My answer derive from following definition of the PhD and its thesis.
The purpose of a PhD is to train a research student as an autonomous scientist
and a good researcher — i.e., as someone deserving the grade of Doctor.
The objective of a PhD thesis is hence to demonstrate to one’s peers that its author can be considered in this way by reporting the successful* completion of a high-quality piece of research.
Depending on one's field, the monograph-style thesis can be replaced by a set of published peer-reviewed paper. The objective remains the same.
The question is then "What is an autonomous scientist and a good researcher?"
Being a good researcher means first to do science well, second to do good
science, and third to do a lot of science.
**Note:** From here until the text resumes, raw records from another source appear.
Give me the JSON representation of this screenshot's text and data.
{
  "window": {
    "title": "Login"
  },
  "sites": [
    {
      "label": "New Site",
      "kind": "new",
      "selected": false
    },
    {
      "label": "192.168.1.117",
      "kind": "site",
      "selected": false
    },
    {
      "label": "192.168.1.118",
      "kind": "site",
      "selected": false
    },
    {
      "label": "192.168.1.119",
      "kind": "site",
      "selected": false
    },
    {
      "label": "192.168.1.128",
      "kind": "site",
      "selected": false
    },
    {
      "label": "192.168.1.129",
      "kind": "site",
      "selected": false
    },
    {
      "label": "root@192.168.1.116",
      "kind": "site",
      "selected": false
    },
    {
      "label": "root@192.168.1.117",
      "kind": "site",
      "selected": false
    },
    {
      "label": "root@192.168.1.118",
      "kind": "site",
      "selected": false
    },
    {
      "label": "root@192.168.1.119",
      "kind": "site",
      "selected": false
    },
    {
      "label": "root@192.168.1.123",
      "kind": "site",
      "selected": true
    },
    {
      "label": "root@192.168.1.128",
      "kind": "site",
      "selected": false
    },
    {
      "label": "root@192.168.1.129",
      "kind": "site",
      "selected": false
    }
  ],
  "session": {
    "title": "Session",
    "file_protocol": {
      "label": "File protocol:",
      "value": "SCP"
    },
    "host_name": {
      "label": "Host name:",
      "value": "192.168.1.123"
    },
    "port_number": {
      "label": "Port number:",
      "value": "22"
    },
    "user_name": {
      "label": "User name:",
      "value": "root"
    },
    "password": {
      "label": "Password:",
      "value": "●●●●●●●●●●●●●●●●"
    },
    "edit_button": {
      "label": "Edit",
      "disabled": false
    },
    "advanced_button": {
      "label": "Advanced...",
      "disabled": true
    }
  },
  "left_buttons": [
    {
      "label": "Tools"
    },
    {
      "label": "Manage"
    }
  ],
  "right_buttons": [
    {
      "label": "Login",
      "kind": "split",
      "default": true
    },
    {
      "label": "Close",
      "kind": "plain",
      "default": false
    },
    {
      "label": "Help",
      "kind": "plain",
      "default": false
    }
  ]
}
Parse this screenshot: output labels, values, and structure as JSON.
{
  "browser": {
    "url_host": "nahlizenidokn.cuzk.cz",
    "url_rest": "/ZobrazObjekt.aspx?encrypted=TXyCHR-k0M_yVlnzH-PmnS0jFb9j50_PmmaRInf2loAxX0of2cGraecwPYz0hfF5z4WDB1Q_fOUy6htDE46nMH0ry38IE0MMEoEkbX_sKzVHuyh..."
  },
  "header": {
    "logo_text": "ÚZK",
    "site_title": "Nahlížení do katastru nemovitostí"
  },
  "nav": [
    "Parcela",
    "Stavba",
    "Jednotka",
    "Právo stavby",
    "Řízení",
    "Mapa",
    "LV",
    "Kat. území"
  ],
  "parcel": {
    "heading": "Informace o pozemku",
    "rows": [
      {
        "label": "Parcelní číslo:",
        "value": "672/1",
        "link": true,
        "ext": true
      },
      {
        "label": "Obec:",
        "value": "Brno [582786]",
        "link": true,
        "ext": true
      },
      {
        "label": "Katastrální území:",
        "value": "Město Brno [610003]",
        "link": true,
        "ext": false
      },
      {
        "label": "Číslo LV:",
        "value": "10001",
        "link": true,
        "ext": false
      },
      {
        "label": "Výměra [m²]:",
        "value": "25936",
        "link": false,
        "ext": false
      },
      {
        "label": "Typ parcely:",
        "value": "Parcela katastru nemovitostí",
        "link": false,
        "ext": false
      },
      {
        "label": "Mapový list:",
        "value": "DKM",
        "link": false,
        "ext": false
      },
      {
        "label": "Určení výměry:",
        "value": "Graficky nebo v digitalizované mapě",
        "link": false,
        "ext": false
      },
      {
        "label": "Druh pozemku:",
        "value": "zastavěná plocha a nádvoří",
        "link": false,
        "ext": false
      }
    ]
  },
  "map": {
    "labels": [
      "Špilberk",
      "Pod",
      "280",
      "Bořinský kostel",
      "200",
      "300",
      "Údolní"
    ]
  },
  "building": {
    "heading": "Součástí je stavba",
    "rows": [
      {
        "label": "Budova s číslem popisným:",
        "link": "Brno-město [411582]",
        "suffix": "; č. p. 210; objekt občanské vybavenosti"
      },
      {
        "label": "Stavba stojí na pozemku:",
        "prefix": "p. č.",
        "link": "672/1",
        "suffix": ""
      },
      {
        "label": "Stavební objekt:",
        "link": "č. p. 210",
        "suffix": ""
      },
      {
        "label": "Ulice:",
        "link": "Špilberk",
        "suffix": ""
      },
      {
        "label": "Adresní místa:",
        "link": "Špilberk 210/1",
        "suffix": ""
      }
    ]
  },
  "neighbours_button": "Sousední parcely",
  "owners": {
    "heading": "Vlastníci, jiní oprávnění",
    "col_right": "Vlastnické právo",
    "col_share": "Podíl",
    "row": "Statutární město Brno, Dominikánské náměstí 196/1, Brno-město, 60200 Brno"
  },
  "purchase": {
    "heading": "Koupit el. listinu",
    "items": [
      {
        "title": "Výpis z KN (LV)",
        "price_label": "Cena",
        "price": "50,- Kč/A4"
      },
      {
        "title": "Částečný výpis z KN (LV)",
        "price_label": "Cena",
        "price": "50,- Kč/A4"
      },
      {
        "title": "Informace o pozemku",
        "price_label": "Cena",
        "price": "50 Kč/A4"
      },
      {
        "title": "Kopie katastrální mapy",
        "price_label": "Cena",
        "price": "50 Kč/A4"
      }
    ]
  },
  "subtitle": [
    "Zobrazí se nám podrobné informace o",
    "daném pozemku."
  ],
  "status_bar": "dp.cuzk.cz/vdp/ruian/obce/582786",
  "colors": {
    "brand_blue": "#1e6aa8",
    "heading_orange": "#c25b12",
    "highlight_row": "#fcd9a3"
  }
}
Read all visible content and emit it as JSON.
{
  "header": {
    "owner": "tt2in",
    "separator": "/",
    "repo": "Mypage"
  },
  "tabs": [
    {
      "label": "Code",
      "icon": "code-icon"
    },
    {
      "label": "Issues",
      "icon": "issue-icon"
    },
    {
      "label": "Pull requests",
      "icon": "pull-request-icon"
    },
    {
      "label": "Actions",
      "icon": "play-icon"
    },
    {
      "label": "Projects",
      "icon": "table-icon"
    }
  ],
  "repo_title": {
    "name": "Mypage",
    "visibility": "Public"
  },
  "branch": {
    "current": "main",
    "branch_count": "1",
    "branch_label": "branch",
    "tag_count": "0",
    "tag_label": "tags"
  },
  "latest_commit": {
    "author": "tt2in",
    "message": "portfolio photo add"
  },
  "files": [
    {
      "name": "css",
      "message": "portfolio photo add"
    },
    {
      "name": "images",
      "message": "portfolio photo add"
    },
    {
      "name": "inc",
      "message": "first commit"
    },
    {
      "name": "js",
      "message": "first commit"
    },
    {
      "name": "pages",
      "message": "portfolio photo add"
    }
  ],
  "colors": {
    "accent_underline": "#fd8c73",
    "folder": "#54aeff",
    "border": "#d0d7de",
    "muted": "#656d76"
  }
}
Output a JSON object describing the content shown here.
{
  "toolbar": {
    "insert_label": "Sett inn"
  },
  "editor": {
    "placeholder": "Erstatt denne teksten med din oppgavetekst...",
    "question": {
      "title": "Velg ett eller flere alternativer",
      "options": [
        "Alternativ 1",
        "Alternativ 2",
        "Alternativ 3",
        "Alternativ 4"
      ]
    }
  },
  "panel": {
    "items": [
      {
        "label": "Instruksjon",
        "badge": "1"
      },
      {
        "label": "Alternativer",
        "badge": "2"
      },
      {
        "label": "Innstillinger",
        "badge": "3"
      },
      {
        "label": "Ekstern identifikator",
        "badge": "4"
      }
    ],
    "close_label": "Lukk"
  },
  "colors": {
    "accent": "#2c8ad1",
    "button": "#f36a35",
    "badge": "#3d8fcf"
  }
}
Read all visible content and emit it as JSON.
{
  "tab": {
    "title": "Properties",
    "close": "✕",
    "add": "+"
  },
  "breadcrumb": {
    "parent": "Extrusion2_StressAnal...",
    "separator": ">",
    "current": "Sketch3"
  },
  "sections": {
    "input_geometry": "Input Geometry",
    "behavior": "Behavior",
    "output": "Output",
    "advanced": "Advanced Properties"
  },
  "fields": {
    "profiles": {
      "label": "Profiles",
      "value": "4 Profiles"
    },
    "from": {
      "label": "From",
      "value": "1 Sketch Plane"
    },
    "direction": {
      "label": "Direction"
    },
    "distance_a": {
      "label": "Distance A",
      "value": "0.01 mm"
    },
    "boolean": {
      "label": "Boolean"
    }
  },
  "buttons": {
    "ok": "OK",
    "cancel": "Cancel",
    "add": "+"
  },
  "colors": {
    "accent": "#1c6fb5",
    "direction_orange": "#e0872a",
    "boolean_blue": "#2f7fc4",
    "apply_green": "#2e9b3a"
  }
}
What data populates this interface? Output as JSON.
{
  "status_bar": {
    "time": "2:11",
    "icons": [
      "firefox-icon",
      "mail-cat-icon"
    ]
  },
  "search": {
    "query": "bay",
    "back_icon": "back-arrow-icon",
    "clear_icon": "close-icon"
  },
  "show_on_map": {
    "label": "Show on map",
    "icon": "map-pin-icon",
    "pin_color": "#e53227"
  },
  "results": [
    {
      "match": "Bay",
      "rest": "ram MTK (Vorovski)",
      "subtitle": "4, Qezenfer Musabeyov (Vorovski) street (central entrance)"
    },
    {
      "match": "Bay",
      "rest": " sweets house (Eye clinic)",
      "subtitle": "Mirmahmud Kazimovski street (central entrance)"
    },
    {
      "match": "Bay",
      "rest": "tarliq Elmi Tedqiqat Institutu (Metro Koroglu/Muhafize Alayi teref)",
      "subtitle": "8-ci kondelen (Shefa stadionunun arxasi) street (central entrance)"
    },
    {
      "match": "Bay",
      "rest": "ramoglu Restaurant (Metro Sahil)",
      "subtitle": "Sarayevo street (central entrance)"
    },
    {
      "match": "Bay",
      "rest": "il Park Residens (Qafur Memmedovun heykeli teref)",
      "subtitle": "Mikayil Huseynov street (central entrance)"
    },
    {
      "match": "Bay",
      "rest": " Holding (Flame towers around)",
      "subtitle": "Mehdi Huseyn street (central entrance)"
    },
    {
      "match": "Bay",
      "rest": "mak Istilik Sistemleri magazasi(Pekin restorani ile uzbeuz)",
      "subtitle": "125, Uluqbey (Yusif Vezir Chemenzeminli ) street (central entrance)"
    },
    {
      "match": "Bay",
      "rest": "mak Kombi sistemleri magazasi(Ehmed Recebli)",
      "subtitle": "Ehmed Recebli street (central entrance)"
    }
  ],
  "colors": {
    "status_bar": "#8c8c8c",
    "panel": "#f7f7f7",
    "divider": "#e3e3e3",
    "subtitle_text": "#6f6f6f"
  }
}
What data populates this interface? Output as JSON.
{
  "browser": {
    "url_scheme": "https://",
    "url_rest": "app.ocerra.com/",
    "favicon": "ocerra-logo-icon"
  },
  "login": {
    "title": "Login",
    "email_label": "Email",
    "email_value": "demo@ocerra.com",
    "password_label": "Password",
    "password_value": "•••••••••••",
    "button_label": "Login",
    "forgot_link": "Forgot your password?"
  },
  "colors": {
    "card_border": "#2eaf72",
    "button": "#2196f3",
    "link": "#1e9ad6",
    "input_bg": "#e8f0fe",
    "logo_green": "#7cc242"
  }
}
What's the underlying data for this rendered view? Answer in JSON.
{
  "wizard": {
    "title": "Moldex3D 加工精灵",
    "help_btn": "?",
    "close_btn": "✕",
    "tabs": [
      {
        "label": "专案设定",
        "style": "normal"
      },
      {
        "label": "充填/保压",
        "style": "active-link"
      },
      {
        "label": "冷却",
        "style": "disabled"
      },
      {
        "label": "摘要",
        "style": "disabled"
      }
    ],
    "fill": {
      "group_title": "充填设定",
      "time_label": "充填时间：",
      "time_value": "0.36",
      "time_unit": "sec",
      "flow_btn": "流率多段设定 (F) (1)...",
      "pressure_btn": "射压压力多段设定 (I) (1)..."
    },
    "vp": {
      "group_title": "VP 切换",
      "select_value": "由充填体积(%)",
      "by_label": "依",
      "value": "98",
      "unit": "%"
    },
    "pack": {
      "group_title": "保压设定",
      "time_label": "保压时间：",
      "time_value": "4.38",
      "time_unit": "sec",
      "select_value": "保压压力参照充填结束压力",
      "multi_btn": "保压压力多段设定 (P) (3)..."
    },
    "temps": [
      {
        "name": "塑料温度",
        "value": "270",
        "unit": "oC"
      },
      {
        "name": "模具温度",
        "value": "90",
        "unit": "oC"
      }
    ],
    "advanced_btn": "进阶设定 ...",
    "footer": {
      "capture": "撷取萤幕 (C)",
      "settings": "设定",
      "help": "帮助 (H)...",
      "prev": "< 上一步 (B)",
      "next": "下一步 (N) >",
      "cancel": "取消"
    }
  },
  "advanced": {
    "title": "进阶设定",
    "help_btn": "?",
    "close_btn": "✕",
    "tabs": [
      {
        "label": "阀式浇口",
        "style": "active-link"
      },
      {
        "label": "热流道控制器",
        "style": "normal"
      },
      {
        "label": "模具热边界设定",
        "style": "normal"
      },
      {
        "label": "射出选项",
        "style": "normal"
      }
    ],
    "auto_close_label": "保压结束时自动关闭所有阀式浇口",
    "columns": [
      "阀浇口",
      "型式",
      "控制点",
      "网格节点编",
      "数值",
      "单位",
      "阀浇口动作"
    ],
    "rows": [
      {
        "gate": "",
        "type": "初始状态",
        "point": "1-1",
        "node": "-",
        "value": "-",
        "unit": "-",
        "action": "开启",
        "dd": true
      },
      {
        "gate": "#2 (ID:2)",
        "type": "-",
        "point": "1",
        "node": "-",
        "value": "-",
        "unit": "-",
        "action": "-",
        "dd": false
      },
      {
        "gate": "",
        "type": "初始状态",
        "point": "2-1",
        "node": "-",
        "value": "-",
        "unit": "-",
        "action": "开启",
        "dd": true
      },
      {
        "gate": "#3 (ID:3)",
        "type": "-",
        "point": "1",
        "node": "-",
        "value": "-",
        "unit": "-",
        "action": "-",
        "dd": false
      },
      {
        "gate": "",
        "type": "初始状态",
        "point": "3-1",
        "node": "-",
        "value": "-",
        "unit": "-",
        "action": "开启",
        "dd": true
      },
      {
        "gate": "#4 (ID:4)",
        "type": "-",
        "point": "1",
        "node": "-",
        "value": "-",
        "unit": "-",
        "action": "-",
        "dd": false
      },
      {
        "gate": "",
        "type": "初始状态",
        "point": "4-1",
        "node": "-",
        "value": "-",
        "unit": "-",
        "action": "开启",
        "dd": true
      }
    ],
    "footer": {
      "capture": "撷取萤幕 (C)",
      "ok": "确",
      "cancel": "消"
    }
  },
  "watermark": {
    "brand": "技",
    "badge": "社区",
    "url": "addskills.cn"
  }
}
Doing science well means following its ethical rules, being thorough, honestly and appropriately reporting one’s results, crediting one’s peers for their work and acknowledging one’s work limitations, using the adequate tools and methods to solve a problem, and doing research that is reproducible.
Doing good science means addressing a relevant scientific gap, an issue that is influential, a research problem that matters for science, the society, and the industry.
Doing a lot of science means to tackle a large-scale problem, to address subsequent research gaps, to contribute to multiple issues of a coherent sub-field.
One must, however, note that these criteria are conditional to one another. Doing a lot of science serves no purpose if one does not do good science. And more importantly, doing good science serves no purpose if one does not do science well.
To this, I would add that (it is my opinion, and one may disagree) the job of a researcher is to do science.
And doing science means reporting new knowledge that is as truthful as possible.
This is achievable using the scientific method that is commonly acknowledged as the best method for creating/unveiling (depending on your ontological positioning) reliable new knowledge.
So, to pragmatically answer your question:
- the purpose a a PhD is to train you as a scientist,
- producing new (and highly reliable) knowledge is quintessentially the role of a scientist.
Hence, you cannot be recognized by your peers as a scientist (i.e., being awarded the _Doctor_ title) if you don't prove that you can produce new reliable knowledge by yourself.
The confusion might come from the fact that — as it has been highlighted in comments — scientists do literature review, and literature review are useful and valuable. However, they are not the core of what is a scientist.
It it worth highlighting again the last quoted paragraph:
These criteria are conditional to one another. Doing a lot of science serves no purpose if one does not do good science. And more importantly, doing good science serves no purpose if one does not do science well.
Thus, I think that, when doing a PhD, one should mainly focus of the quality of one's contribution, rather than breadth or scale.
In other words: what matters is not that much what you have proven, but how you have proven it.
Of course I had the dream of a breakthrough thesis.
Yet I think that, during a PhD, it is more important to produce only a few robust, well designed experiment and well reported results on a minor "research gap"; rather than aiming to tackle a large scale issue without being able to produce robust results or reliable conclusions.
It's only once you'll have proven that you are a good researcher and autonomous scientist, that you'll be able to secure a job as a scientist/researcher.
And then you'll have time (and money, and support, and experience, …) to shoot for the stars.
Yet this is not the objective of a PhD. Everything in its own time.
Citations are excerpt of… the preface of my PhD thesis.
* Note that "successful" is to be understood as "We have completed each step of the scientific method". I.e., it does not consider whether results are positive or negative.